● Your goal
The full set of entries should be repeated without a single change.

● Supplied data
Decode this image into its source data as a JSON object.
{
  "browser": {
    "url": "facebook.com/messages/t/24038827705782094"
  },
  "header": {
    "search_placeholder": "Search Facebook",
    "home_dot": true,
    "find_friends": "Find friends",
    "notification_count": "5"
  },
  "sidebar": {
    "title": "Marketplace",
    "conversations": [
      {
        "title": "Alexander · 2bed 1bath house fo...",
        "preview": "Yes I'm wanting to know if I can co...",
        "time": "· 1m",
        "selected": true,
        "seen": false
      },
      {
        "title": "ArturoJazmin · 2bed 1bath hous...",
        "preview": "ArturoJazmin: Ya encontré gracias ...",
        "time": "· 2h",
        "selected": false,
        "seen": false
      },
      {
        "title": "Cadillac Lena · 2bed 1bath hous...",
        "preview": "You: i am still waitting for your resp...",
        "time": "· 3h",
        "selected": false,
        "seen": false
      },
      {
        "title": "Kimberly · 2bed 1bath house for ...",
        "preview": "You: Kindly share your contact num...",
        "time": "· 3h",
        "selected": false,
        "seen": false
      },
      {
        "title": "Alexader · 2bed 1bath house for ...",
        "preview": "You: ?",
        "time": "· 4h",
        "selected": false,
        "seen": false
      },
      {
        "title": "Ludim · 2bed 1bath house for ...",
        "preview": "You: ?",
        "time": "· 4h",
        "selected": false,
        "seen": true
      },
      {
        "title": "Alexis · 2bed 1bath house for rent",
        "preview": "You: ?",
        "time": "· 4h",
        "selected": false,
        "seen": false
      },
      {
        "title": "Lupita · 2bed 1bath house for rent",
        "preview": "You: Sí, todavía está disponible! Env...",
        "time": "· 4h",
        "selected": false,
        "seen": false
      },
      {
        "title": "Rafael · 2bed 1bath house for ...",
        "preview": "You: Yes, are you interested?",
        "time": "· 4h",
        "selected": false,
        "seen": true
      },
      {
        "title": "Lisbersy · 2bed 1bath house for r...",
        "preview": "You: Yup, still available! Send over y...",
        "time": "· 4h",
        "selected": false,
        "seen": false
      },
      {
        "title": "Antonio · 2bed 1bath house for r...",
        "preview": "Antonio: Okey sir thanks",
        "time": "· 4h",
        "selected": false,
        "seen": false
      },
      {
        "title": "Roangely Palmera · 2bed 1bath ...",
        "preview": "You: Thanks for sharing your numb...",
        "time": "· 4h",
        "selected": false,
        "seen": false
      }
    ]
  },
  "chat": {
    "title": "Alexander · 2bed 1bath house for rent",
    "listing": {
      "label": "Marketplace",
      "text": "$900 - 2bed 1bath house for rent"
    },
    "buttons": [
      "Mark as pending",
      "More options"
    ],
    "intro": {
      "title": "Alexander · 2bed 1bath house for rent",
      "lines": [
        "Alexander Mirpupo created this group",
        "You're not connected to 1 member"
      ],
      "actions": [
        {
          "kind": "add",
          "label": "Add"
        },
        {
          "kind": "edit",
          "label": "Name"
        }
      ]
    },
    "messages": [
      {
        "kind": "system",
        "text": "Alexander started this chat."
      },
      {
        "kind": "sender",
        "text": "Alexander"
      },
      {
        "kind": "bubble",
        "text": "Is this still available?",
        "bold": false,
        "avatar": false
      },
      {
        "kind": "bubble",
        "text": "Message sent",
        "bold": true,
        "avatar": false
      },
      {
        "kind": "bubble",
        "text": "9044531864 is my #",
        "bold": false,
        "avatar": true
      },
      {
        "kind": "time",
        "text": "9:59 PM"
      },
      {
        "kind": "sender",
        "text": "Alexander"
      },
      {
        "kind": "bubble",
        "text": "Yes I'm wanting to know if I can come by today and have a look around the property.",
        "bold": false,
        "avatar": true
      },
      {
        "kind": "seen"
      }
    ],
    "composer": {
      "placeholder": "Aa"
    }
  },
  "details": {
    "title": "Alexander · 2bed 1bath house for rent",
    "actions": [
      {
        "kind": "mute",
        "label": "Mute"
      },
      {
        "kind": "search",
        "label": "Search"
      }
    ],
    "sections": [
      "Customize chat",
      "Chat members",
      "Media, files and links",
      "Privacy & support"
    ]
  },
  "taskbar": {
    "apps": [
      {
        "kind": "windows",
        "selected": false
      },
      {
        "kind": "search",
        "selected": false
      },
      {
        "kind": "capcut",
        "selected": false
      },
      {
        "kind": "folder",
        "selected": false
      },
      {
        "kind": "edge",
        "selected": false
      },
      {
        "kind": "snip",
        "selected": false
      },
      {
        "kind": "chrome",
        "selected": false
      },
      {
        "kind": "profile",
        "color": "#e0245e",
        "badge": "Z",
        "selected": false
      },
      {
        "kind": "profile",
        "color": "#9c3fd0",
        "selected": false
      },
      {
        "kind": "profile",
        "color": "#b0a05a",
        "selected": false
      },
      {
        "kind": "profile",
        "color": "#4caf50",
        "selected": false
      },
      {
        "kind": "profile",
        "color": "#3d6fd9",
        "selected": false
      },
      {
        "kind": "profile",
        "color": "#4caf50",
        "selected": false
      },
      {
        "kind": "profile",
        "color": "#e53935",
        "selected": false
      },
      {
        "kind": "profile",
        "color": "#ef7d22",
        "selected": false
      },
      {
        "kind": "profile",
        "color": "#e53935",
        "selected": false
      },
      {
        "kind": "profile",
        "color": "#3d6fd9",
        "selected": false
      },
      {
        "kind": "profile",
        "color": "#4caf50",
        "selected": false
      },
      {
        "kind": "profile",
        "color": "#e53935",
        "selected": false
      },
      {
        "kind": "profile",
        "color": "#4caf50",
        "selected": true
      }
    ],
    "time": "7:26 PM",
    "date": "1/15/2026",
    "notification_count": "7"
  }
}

● Exercise output
Decode this image into its source data as a JSON object.
{
  "browser": {
    "url": "facebook.com/messages/t/24038827705782094"
  },
  "header": {
    "search_placeholder": "Search Facebook",
    "home_dot": true,
    "find_friends": "Find friends",
    "notification_count": "5"
  },
  "sidebar": {
    "title": "Marketplace",
    "conversations": [
      {
        "title": "Alexander · 2bed 1bath house fo...",
        "preview": "Yes I'm wanting to know if I can co...",
        "time": "· 1m",
        "selected": true,
        "seen": false
      },
      {
        "title": "ArturoJazmin · 2bed 1bath hous...",
        "preview": "ArturoJazmin: Ya encontré gracias ...",
        "time": "· 2h",
        "selected": false,
        "seen": false
      },
      {
        "title": "Cadillac Lena · 2bed 1bath hous...",
        "preview": "You: i am still waitting for your resp...",
        "time": "· 3h",
        "selected": false,
        "seen": false
      },
      {
        "title": "Kimberly · 2bed 1bath house for ...",
        "preview": "You: Kindly share your contact num...",
        "time": "· 3h",
        "selected": false,
        "seen": false
      },
      {
        "title": "Alexader · 2bed 1bath house for ...",
        "preview": "You: ?",
        "time": "· 4h",
        "selected": false,
        "seen": false
      },
      {
        "title": "Ludim · 2bed 1bath house for ...",
        "preview": "You: ?",
        "time": "· 4h",
        "selected": false,
        "seen": true
      },
      {
        "title": "Alexis · 2bed 1bath house for rent",
        "preview": "You: ?",
        "time": "· 4h",
        "selected": false,
        "seen": false
      },
      {
        "title": "Lupita · 2bed 1bath house for rent",
        "preview": "You: Sí, todavía está disponible! Env...",
        "time": "· 4h",
        "selected": false,
        "seen": false
      },
      {
        "title": "Rafael · 2bed 1bath house for ...",
        "preview": "You: Yes, are you interested?",
        "time": "· 4h",
        "selected": false,
        "seen": true
      },
      {
        "title": "Lisbersy · 2bed 1bath house for r...",
        "preview": "You: Yup, still available! Send over y...",
        "time": "· 4h",
        "selected": false,
        "seen": false
      },
      {
        "title": "Antonio · 2bed 1bath house for r...",
        "preview": "Antonio: Okey sir thanks",
        "time": "· 4h",
        "selected": false,
        "seen": false
      },
      {
        "title": "Roangely Palmera · 2bed 1bath ...",
        "preview": "You: Thanks for sharing your numb...",
        "time": "· 4h",
        "selected": false,
        "seen": false
      }
    ]
  },
  "chat": {
    "title": "Alexander · 2bed 1bath house for rent",
    "listing": {
      "label": "Marketplace",
      "text": "$900 - 2bed 1bath house for rent"
    },
    "buttons": [
      "Mark as pending",
      "More options"
    ],
    "intro": {
      "title": "Alexander · 2bed 1bath house for rent",
      "lines": [
        "Alexander Mirpupo created this group",
        "You're not connected to 1 member"
      ],
      "actions": [
        {
          "kind": "add",
          "label": "Add"
        },
        {
          "kind": "edit",
          "label": "Name"
        }
      ]
    },
    "messages": [
      {
        "kind": "system",
        "text": "Alexander started this chat."
      },
      {
        "kind": "sender",
        "text": "Alexander"
      },
      {
        "kind": "bubble",
        "text": "Is this still available?",
        "bold": false,
        "avatar": false
      },
      {
        "kind": "bubble",
        "text": "Message sent",
        "bold": true,
        "avatar": false
      },
      {
        "kind": "bubble",
        "text": "9044531864 is my #",
        "bold": false,
        "avatar": true
      },
      {
        "kind": "time",
        "text": "9:59 PM"
      },
      {
        "kind": "sender",
        "text": "Alexander"
      },
      {
        "kind": "bubble",
        "text": "Yes I'm wanting to know if I can come by today and have a look around the property.",
        "bold": false,
        "avatar": true
      },
      {
        "kind": "seen"
      }
    ],
    "composer": {
      "placeholder": "Aa"
    }
  },
  "details": {
    "title": "Alexander · 2bed 1bath house for rent",
    "actions": [
      {
        "kind": "mute",
        "label": "Mute"
      },
      {
        "kind": "search",
        "label": "Search"
      }
    ],
    "sections": [
      "Customize chat",
      "Chat members",
      "Media, files and links",
      "Privacy & support"
    ]
  },
  "taskbar": {
    "apps": [
      {
        "kind": "windows",
        "selected": false
      },
      {
        "kind": "search",
        "selected": false
      },
      {
        "kind": "capcut",
        "selected": false
      },
      {
        "kind": "folder",
        "selected": false
      },
      {
        "kind": "edge",
        "selected": false
      },
      {
        "kind": "snip",
        "selected": false
      },
      {
        "kind": "chrome",
        "selected": false
      },
      {
        "kind": "profile",
        "color": "#e0245e",
        "badge": "Z",
        "selected": false
      },
      {
        "kind": "profile",
        "color": "#9c3fd0",
        "selected": false
      },
      {
        "kind": "profile",
        "color": "#b0a05a",
        "selected": false
      },
      {
        "kind": "profile",
        "color": "#4caf50",
        "selected": false
      },
      {
        "kind": "profile",
        "color": "#3d6fd9",
        "selected": false
      },
      {
        "kind": "profile",
        "color": "#4caf50",
        "selected": false
      },
      {
        "kind": "profile",
        "color": "#e53935",
        "selected": false
      },
      {
        "kind": "profile",
        "color": "#ef7d22",
        "selected": false
      },
      {
        "kind": "profile",
        "color": "#e53935",
        "selected": false
      },
      {
        "kind": "profile",
        "color": "#3d6fd9",
        "selected": false
      },
      {
        "kind": "profile",
        "color": "#4caf50",
        "selected": false
      },
      {
        "kind": "profile",
        "color": "#e53935",
        "selected": false
      },
      {
        "kind": "profile",
        "color": "#4caf50",
        "selected": true
      }
    ],
    "time": "7:26 PM",
    "date": "1/15/2026",
    "notification_count": "7"
  }
}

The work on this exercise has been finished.